My Lords, the Minister will know that many hill farmers rely on farm subsidies to survive, so can he clarify whether the Government intend to maintain the £3.2 billion cash pot that was previously available for farm support to the end of the seven-year transitional period that is envisaged, even if the pot is distributed in a different way? Will that overall pot be maintained?
My Lords, I take the opportunity of the noble Baroness’s question to speak of a manifesto commitment. We will guarantee the current annual budget to farmers in every year of the Parliament. I am very pleased that in December last year the Chancellor confirmed nearly £3 billion of funding for 2020. By way of a simplified countryside stewardship scheme that is coming in and through the pilots of the environmental land management scheme, we want a scheme flexible enough to work across England and all sectors, so that we enhance the environment and that the public good already being done by many farmers is properly recognised.
My Lords, has Defra commissioned research, along the lines of that carried out by the Welsh Government, as to what land, notably upland, is likely to become unfarmed after the extended single farm payment runs out? Has it calculated what is likely to happen to that land?
My Lords, environmental land management schemes will be available in the uplands, so that farmers can decide about food production, timber production and the public goods that will benefit. I do not see any problem at all about such parts of the country, with the right trees in the right places, being part of our work and the farming community’s work to ensure that we have greater tree cover. I do not see it in quite the way the noble Lord describes, with parts of the country being unfarmed: we will be farming for timber and food production and for the environment.
My Lords, I declare my interest as set out in the register. In its paper Moving Away from Direct Payments, Defra states:
“There is evidence that Direct Payments inflate farm rents, meaning some of the payment supports the income of the landowner, not the tenant farm.”
My Lords, I have to say that I have not studied that particular element. I think our tenancy reforms will ensure flexibility and that, as with all these things, there is a reasonable return for the landowner. As I have said, a lot of land is farmed by a mixture of part-rented and part-owned. I see our tenancy reforms as giving more flexibility and options for tenants to have successful and productive businesses.

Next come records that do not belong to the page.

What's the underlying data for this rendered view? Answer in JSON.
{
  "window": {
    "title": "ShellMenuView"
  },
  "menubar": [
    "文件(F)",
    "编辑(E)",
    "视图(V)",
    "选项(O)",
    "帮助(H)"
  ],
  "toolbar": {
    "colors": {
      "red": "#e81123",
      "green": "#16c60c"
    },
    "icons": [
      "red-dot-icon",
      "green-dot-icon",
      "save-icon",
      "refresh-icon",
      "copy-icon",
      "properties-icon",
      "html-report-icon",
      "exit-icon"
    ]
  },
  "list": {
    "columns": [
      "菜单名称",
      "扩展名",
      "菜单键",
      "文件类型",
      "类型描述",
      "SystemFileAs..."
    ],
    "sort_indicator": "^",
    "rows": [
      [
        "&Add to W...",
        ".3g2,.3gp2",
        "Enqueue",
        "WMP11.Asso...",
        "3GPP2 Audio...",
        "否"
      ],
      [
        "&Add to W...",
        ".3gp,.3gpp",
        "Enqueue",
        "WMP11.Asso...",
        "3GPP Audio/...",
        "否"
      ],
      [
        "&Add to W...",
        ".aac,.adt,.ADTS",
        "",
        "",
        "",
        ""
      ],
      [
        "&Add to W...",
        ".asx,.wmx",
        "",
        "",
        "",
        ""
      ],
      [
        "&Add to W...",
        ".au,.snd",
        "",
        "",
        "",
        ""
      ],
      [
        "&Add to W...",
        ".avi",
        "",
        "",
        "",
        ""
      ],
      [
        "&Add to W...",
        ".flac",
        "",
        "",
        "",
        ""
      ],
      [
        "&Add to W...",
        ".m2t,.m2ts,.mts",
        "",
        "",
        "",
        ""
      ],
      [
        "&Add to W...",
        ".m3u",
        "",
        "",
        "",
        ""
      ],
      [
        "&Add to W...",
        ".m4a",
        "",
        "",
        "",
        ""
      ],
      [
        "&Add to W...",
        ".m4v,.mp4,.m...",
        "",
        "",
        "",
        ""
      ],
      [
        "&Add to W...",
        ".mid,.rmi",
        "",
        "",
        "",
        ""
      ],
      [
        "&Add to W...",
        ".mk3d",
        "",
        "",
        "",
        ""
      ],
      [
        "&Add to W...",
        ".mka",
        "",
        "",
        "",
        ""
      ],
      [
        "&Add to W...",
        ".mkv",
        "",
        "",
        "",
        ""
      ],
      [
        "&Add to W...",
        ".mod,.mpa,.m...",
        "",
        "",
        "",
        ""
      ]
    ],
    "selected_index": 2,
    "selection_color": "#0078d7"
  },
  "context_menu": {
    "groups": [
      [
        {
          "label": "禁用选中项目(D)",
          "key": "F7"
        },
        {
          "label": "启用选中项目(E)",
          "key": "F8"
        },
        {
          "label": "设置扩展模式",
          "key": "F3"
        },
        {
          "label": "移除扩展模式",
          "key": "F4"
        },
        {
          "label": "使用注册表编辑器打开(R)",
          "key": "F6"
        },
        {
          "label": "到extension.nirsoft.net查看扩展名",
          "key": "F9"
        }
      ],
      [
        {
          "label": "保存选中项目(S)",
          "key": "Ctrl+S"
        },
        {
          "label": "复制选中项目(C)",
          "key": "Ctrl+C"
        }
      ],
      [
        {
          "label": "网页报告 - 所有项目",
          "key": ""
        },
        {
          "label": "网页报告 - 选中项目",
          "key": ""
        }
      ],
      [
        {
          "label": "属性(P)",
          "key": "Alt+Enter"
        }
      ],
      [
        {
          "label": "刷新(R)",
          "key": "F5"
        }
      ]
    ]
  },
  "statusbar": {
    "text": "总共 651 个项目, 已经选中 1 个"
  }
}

My Lords, while the £2.85 billion announced on
“Remaining EU funding … will continue until the current EU funding is used up or 2023, whichever is earliest.”
If the price of feed and other costs increase as we leave the EU, this money will run out sooner rather than later. Does the Minister accept that natural inflation does not play a part in the Government’s plan for farmers or agriculture?
My Lords, as I said before, we have guaranteed in our manifesto the current annual budget for farmers in every year of this Parliament. Clearly, as we all know, farming costs go up and down. For example, in some years straw is up or down, or corn is up or down, and therefore you get different consequences in different parts of the farming industry. In our manifesto and throughout, we have set out that we support farming and that we want farmers to play a part in enhancing the environment. I emphasise that we recognise the importance of food production and food security, and this will be in our updated agriculture Bill to be introduced shortly.